Copy out the entries that follow, exactly as written.

Start of Extracted entries

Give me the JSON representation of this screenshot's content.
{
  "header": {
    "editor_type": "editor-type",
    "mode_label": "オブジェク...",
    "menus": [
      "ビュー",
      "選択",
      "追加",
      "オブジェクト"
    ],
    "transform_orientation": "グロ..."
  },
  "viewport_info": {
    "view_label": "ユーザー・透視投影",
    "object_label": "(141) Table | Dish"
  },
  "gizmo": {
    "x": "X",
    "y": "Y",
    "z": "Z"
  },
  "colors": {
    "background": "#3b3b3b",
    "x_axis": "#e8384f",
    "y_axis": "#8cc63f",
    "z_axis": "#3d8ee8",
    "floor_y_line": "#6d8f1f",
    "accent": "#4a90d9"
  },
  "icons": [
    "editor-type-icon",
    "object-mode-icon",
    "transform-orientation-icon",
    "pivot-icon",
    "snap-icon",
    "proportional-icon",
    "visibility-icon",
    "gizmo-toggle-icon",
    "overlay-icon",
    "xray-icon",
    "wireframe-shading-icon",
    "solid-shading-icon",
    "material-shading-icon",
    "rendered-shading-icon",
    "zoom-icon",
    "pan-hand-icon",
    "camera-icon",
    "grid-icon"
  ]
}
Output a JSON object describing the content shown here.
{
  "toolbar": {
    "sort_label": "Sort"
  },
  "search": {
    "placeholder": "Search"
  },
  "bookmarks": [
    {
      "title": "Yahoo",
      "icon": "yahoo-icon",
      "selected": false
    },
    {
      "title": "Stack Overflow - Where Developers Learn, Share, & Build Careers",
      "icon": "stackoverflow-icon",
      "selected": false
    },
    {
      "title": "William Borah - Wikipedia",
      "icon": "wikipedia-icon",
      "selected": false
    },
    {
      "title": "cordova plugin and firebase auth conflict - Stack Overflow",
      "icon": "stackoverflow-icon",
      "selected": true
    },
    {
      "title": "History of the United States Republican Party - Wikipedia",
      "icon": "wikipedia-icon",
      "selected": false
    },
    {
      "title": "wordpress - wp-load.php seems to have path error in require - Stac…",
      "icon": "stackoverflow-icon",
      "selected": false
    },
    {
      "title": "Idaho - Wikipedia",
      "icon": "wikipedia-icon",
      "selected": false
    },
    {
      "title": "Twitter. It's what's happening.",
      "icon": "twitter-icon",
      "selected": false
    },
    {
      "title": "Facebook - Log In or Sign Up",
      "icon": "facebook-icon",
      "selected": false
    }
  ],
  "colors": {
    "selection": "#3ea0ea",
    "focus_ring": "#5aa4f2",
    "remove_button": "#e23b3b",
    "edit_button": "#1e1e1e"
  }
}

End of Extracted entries

▶ [Result for this task]
Give me the JSON representation of this screenshot's content.
{
  "header": {
    "editor_type": "editor-type",
    "mode_label": "オブジェク...",
    "menus": [
      "ビュー",
      "選択",
      "追加",
      "オブジェクト"
    ],
    "transform_orientation": "グロ..."
  },
  "viewport_info": {
    "view_label": "ユーザー・透視投影",
    "object_label": "(141) Table | Dish"
  },
  "gizmo": {
    "x": "X",
    "y": "Y",
    "z": "Z"
  },
  "colors": {
    "background": "#3b3b3b",
    "x_axis": "#e8384f",
    "y_axis": "#8cc63f",
    "z_axis": "#3d8ee8",
    "floor_y_line": "#6d8f1f",
    "accent": "#4a90d9"
  },
  "icons": [
    "editor-type-icon",
    "object-mode-icon",
    "transform-orientation-icon",
    "pivot-icon",
    "snap-icon",
    "proportional-icon",
    "visibility-icon",
    "gizmo-toggle-icon",
    "overlay-icon",
    "xray-icon",
    "wireframe-shading-icon",
    "solid-shading-icon",
    "material-shading-icon",
    "rendered-shading-icon",
    "zoom-icon",
    "pan-hand-icon",
    "camera-icon",
    "grid-icon"
  ]
}
Output a JSON object describing the content shown here.
{
  "toolbar": {
    "sort_label": "Sort"
  },
  "search": {
    "placeholder": "Search"
  },
  "bookmarks": [
    {
      "title": "Yahoo",
      "icon": "yahoo-icon",
      "selected": false
    },
    {
      "title": "Stack Overflow - Where Developers Learn, Share, & Build Careers",
      "icon": "stackoverflow-icon",
      "selected": false
    },
    {
      "title": "William Borah - Wikipedia",
      "icon": "wikipedia-icon",
      "selected": false
    },
    {
      "title": "cordova plugin and firebase auth conflict - Stack Overflow",
      "icon": "stackoverflow-icon",
      "selected": true
    },
    {
      "title": "History of the United States Republican Party - Wikipedia",
      "icon": "wikipedia-icon",
      "selected": false
    },
    {
      "title": "wordpress - wp-load.php seems to have path error in require - Stac…",
      "icon": "stackoverflow-icon",
      "selected": false
    },
    {
      "title": "Idaho - Wikipedia",
      "icon": "wikipedia-icon",
      "selected": false
    },
    {
      "title": "Twitter. It's what's happening.",
      "icon": "twitter-icon",
      "selected": false
    },
    {
      "title": "Facebook - Log In or Sign Up",
      "icon": "facebook-icon",
      "selected": false
    }
  ],
  "colors": {
    "selection": "#3ea0ea",
    "focus_ring": "#5aa4f2",
    "remove_button": "#e23b3b",
    "edit_button": "#1e1e1e"
  }
}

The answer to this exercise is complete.